Much like everything else in this world, audio engineering is all a science. Audio engineering deals with the recording and reproduction of sound through mechanical and electronic ways. But it’s not as simple as you may think. Plenty of fields come into play when it comes to audio engineering. For instance, some disciplines taught in audio engineering schools are acoustics, psychoacoustics, and general music.

Students at audio engineering schools must be familiar with acoustical engineering, noise control, even acoustical design. This may sound too complicated for the average Joe, but audio engineering technicians know – and they have an audio engineering degree to back up their expertise.

As an audio engineering technician manipulates sound by way of mechanical means, he or she may also use their creativity on the job. These “sound engineers” or “sound guys” (as they’re sometimes called) are listed in the credits in commercial music recordings, even movies. You can certainly work your way up to similar notoriety after you’ve completed a program at audio engineering schools and gotten some experience under your belt.

As for what it takes to become an audio engineering technician, you must attend one of many audio engineering schools out there and get an audio engineering degree before you hit it big in the music industry. Keep in mind, an audio engineering technician is usually familiar with design and the operation of sound recording, sound reinforcement, and sound broadcasting equipment. He or she must also be mechanical as a portion of the job entails installing equipment in the recording studio and on set. Moreover, since mixing consoles, attaching microphones, working with digital audio workstations, etc. are a part of the semi-glamorous job, a technical background is advantageous.

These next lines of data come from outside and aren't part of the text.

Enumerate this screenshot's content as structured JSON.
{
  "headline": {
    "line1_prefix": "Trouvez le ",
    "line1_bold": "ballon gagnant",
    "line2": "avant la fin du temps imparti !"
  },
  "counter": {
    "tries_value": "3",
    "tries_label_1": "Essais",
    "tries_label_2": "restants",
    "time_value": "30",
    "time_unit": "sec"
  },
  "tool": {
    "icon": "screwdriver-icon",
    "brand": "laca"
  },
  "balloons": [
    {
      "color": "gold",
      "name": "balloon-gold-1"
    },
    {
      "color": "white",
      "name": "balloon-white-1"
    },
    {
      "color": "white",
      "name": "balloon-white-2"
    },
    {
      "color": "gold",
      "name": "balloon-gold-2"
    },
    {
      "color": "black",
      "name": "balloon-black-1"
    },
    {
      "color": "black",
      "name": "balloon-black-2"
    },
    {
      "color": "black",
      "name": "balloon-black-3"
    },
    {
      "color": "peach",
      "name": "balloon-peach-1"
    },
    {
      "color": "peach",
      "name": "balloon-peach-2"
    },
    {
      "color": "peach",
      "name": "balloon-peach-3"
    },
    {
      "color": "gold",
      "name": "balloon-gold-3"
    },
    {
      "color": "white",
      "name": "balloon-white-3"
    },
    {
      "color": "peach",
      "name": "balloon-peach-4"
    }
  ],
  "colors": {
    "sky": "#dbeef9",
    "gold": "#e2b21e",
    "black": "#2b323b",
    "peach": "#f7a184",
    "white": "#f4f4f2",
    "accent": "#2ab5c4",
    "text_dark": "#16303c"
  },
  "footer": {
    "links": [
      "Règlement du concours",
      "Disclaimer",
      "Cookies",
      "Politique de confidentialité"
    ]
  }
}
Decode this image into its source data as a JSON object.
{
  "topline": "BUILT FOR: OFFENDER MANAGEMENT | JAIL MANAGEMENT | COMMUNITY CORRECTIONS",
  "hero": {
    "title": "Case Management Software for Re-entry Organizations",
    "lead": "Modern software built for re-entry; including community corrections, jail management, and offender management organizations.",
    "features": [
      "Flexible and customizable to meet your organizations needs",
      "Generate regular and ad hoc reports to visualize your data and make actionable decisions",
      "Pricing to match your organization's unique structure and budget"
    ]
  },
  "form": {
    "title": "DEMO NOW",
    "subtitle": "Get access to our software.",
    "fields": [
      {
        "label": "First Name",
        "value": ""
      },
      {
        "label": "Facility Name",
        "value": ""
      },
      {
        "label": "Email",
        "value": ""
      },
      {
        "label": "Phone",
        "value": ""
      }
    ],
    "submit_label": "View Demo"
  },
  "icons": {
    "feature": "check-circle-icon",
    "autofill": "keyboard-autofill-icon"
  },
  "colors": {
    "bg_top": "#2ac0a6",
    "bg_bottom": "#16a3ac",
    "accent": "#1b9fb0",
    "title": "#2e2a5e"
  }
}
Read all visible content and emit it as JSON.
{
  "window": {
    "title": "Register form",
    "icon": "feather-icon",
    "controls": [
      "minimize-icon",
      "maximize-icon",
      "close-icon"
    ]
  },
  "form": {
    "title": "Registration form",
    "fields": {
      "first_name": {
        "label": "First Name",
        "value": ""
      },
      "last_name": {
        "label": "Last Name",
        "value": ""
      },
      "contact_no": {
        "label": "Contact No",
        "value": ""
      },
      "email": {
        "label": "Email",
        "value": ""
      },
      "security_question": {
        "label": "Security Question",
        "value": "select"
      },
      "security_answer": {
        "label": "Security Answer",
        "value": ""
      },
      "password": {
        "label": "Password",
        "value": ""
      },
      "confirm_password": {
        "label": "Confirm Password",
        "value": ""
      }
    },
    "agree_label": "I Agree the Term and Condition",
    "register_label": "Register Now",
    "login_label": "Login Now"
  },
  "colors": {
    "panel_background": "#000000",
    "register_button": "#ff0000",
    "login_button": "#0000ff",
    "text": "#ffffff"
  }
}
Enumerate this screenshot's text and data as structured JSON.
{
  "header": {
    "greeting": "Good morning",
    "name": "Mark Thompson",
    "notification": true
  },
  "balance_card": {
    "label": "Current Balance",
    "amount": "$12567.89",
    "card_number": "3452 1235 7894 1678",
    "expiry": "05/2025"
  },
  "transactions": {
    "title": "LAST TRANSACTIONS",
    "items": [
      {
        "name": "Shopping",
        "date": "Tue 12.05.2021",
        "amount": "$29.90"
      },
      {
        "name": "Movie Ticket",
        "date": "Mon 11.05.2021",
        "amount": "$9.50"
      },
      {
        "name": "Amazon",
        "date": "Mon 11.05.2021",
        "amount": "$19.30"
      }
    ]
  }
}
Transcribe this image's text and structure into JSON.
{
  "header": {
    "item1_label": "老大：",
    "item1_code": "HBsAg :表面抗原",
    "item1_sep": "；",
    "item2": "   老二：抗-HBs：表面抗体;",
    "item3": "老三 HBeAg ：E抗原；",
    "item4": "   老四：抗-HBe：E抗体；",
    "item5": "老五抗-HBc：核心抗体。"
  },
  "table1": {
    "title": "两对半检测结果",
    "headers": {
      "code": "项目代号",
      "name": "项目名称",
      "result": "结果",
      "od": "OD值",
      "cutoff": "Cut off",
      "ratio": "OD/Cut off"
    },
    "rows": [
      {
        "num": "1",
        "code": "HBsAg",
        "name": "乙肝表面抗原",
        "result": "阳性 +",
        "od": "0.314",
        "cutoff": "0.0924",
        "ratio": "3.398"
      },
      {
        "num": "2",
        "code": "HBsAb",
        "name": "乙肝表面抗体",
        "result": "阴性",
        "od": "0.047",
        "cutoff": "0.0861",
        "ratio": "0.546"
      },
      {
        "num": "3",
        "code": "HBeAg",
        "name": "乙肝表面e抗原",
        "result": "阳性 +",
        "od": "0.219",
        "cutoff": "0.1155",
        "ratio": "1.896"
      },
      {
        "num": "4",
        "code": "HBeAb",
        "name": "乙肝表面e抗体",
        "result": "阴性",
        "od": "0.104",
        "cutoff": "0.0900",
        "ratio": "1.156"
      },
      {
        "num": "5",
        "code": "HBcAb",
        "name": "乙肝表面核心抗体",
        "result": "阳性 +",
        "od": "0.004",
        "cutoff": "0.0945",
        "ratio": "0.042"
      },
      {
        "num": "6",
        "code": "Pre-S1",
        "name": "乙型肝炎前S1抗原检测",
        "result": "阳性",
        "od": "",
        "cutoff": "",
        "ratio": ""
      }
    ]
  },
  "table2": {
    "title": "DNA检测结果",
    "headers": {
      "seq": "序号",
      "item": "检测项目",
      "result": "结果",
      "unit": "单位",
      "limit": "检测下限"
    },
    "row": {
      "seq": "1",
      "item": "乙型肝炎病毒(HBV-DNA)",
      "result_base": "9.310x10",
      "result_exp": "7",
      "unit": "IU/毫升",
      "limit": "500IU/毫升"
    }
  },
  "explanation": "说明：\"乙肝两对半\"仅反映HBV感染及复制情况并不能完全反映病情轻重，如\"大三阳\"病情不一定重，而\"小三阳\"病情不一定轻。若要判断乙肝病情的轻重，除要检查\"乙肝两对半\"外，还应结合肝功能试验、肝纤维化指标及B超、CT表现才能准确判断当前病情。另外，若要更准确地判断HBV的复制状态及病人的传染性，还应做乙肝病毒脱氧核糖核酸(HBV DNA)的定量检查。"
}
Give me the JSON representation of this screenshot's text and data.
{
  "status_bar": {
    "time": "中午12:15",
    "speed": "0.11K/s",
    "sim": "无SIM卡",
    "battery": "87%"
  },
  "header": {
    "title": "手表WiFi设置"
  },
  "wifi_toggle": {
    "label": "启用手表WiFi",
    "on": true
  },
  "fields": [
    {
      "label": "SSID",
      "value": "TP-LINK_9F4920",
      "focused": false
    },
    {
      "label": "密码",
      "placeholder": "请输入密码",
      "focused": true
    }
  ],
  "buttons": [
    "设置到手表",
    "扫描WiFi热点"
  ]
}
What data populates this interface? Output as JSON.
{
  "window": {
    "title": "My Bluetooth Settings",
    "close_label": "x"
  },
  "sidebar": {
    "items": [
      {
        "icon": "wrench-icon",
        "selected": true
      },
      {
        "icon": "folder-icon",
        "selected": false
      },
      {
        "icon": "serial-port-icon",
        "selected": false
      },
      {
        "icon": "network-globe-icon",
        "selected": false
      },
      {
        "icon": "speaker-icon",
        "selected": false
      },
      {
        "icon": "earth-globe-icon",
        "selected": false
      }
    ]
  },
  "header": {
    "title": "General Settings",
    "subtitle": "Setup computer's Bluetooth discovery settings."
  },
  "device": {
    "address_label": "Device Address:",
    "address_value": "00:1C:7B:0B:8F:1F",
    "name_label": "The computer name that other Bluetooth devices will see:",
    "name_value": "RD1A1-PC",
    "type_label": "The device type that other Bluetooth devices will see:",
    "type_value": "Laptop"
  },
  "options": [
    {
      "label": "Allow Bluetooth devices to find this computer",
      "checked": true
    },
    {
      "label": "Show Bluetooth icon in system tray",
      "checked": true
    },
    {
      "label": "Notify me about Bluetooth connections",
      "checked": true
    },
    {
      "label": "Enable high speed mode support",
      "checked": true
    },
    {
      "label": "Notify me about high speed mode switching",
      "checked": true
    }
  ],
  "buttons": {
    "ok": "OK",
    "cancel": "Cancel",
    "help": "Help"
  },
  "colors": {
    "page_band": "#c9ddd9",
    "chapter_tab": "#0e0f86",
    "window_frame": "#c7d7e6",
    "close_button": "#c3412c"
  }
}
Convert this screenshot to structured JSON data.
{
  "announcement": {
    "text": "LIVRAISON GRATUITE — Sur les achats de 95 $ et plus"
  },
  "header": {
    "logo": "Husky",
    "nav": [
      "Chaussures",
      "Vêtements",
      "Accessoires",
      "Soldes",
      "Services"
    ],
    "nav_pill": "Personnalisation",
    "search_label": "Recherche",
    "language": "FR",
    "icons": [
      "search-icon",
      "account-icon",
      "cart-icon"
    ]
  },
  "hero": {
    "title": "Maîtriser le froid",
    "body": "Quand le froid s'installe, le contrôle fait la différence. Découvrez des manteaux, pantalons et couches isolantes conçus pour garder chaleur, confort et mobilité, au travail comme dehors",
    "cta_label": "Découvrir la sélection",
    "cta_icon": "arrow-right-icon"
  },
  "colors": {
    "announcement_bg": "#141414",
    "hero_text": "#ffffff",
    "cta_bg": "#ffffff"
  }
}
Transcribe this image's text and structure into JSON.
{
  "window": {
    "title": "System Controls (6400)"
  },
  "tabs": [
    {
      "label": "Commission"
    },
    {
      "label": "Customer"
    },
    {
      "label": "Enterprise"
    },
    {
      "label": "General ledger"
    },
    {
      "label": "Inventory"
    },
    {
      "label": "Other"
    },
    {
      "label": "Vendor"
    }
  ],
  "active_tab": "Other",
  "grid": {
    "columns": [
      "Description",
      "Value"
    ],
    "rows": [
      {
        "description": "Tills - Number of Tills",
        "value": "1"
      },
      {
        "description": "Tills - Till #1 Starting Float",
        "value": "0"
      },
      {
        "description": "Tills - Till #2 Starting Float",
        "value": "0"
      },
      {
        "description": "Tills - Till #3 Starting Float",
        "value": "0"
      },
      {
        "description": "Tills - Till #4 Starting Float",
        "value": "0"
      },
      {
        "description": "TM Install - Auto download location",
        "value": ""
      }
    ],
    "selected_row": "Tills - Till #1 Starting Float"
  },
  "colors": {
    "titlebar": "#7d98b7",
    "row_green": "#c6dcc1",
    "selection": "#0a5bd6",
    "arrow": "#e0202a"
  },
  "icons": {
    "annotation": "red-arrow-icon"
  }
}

And let’s not forget about creativity – audio engineering professionals must also be creative. He or she must realize an artist’s or record producer’s creative vision, so it’s beneficial to have the same artistic mentality behind the scenes.

Audio engineering schools are a great place to start if you want to break into this kind of sound career. You’ll gain sound knowledge from experts of the audio engineering industry, while having a unique experience. Explore audio engineering and tune in to the sounds of success.